Records from a data source
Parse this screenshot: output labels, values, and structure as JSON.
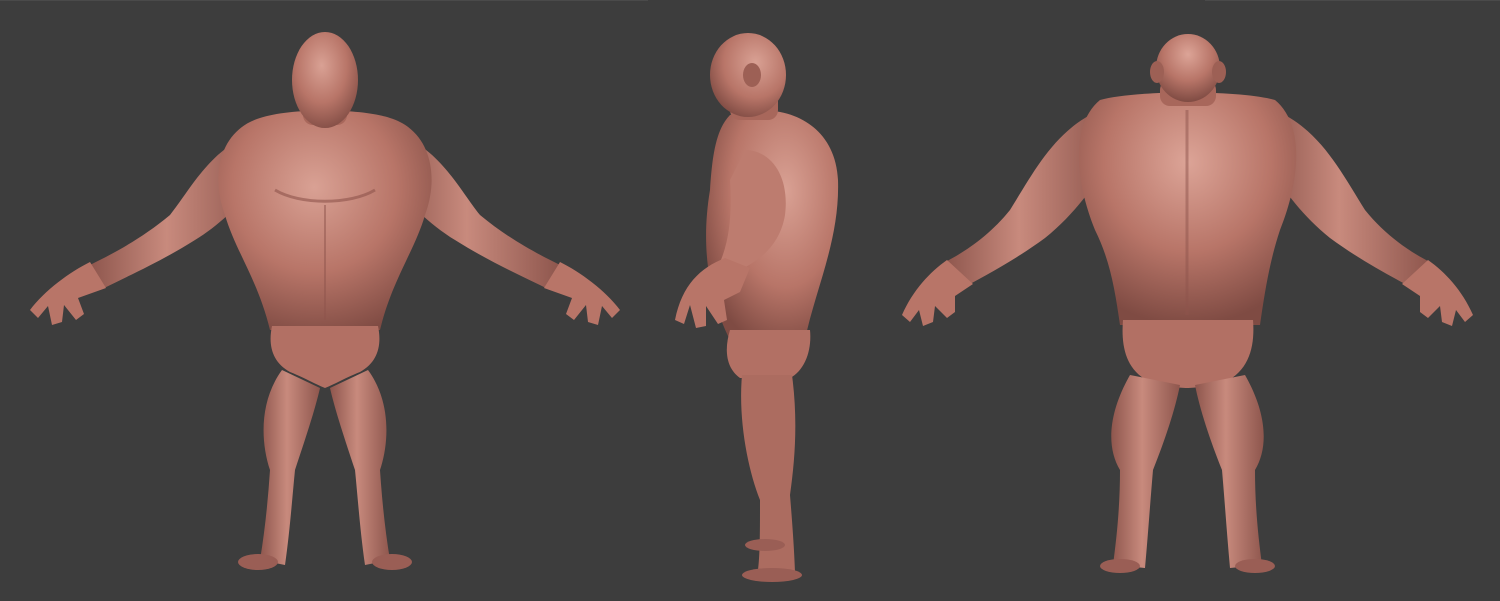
{
  "scene": {
    "background": "#3d3d3d",
    "clay_base": "#b87568",
    "clay_light": "#d79d90",
    "clay_shadow": "#7f4b43"
  },
  "views": [
    {
      "name": "front",
      "pose": "a-pose"
    },
    {
      "name": "side",
      "pose": "a-pose"
    },
    {
      "name": "back",
      "pose": "a-pose"
    }
  ]
}
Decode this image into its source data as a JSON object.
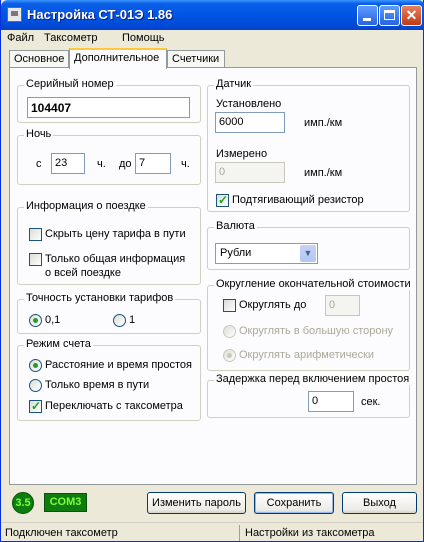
{
  "window": {
    "title": "Настройка СТ-01Э 1.86"
  },
  "menu": [
    "Файл",
    "Таксометр",
    "Помощь"
  ],
  "tabs": [
    "Основное",
    "Дополнительное",
    "Счетчики"
  ],
  "serial": {
    "label": "Серийный номер",
    "value": "104407"
  },
  "night": {
    "label": "Ночь",
    "from_label": "с",
    "from_value": "23",
    "unit1": "ч.",
    "to_label": "до",
    "to_value": "7",
    "unit2": "ч."
  },
  "trip_info": {
    "label": "Информация о поездке",
    "hide_fare": {
      "label": "Скрыть цену тарифа в пути",
      "checked": false
    },
    "total_only": {
      "label_line1": "Только общая информация",
      "label_line2": "о всей поездке",
      "checked": false
    }
  },
  "precision": {
    "label": "Точность установки тарифов",
    "opt1": "0,1",
    "opt2": "1",
    "selected": "0,1"
  },
  "count_mode": {
    "label": "Режим счета",
    "opt1": "Расстояние и время простоя",
    "opt2": "Только время в пути",
    "selected": "Расстояние и время простоя",
    "switch_label": "Переключать с таксометра",
    "switch_checked": true
  },
  "sensor": {
    "label": "Датчик",
    "set_label": "Установлено",
    "set_value": "6000",
    "set_unit": "имп./км",
    "measured_label": "Измерено",
    "measured_value": "0",
    "measured_unit": "имп./км",
    "pullup_label": "Подтягивающий резистор",
    "pullup_checked": true
  },
  "currency": {
    "label": "Валюта",
    "value": "Рубли"
  },
  "rounding": {
    "label": "Округление  окончательной стоимости",
    "round_to_label": "Округлять до",
    "round_to_value": "0",
    "round_checked": false,
    "up_label": "Округлять в большую сторону",
    "arith_label": "Округлять арифметически",
    "selected": "arith"
  },
  "idle_delay": {
    "label": "Задержка перед включением простоя",
    "value": "0",
    "unit": "сек."
  },
  "footer": {
    "version_badge": "3.5",
    "port_badge": "COM3",
    "change_password": "Изменить пароль",
    "save": "Сохранить",
    "exit": "Выход"
  },
  "status": {
    "left": "Подключен таксометр",
    "right": "Настройки из таксометра"
  },
  "colors": {
    "titlebar": "#0055E5",
    "face": "#ECE9D8",
    "panel": "#FCFCFE",
    "badge_bg": "#0E7C0E",
    "badge_text": "#7CFF3A",
    "check_green": "#21A121"
  }
}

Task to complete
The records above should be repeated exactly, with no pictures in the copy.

Expected output
Parse this screenshot: output labels, values, and structure as JSON.
{
  "scene": {
    "background": "#3d3d3d",
    "clay_base": "#b87568",
    "clay_light": "#d79d90",
    "clay_shadow": "#7f4b43"
  },
  "views": [
    {
      "name": "front",
      "pose": "a-pose"
    },
    {
      "name": "side",
      "pose": "a-pose"
    },
    {
      "name": "back",
      "pose": "a-pose"
    }
  ]
}
Decode this image into its source data as a JSON object.
{
  "window": {
    "title": "Настройка СТ-01Э 1.86"
  },
  "menu": [
    "Файл",
    "Таксометр",
    "Помощь"
  ],
  "tabs": [
    "Основное",
    "Дополнительное",
    "Счетчики"
  ],
  "serial": {
    "label": "Серийный номер",
    "value": "104407"
  },
  "night": {
    "label": "Ночь",
    "from_label": "с",
    "from_value": "23",
    "unit1": "ч.",
    "to_label": "до",
    "to_value": "7",
    "unit2": "ч."
  },
  "trip_info": {
    "label": "Информация о поездке",
    "hide_fare": {
      "label": "Скрыть цену тарифа в пути",
      "checked": false
    },
    "total_only": {
      "label_line1": "Только общая информация",
      "label_line2": "о всей поездке",
      "checked": false
    }
  },
  "precision": {
    "label": "Точность установки тарифов",
    "opt1": "0,1",
    "opt2": "1",
    "selected": "0,1"
  },
  "count_mode": {
    "label": "Режим счета",
    "opt1": "Расстояние и время простоя",
    "opt2": "Только время в пути",
    "selected": "Расстояние и время простоя",
    "switch_label": "Переключать с таксометра",
    "switch_checked": true
  },
  "sensor": {
    "label": "Датчик",
    "set_label": "Установлено",
    "set_value": "6000",
    "set_unit": "имп./км",
    "measured_label": "Измерено",
    "measured_value": "0",
    "measured_unit": "имп./км",
    "pullup_label": "Подтягивающий резистор",
    "pullup_checked": true
  },
  "currency": {
    "label": "Валюта",
    "value": "Рубли"
  },
  "rounding": {
    "label": "Округление  окончательной стоимости",
    "round_to_label": "Округлять до",
    "round_to_value": "0",
    "round_checked": false,
    "up_label": "Округлять в большую сторону",
    "arith_label": "Округлять арифметически",
    "selected": "arith"
  },
  "idle_delay": {
    "label": "Задержка перед включением простоя",
    "value": "0",
    "unit": "сек."
  },
  "footer": {
    "version_badge": "3.5",
    "port_badge": "COM3",
    "change_password": "Изменить пароль",
    "save": "Сохранить",
    "exit": "Выход"
  },
  "status": {
    "left": "Подключен таксометр",
    "right": "Настройки из таксометра"
  },
  "colors": {
    "titlebar": "#0055E5",
    "face": "#ECE9D8",
    "panel": "#FCFCFE",
    "badge_bg": "#0E7C0E",
    "badge_text": "#7CFF3A",
    "check_green": "#21A121"
  }
}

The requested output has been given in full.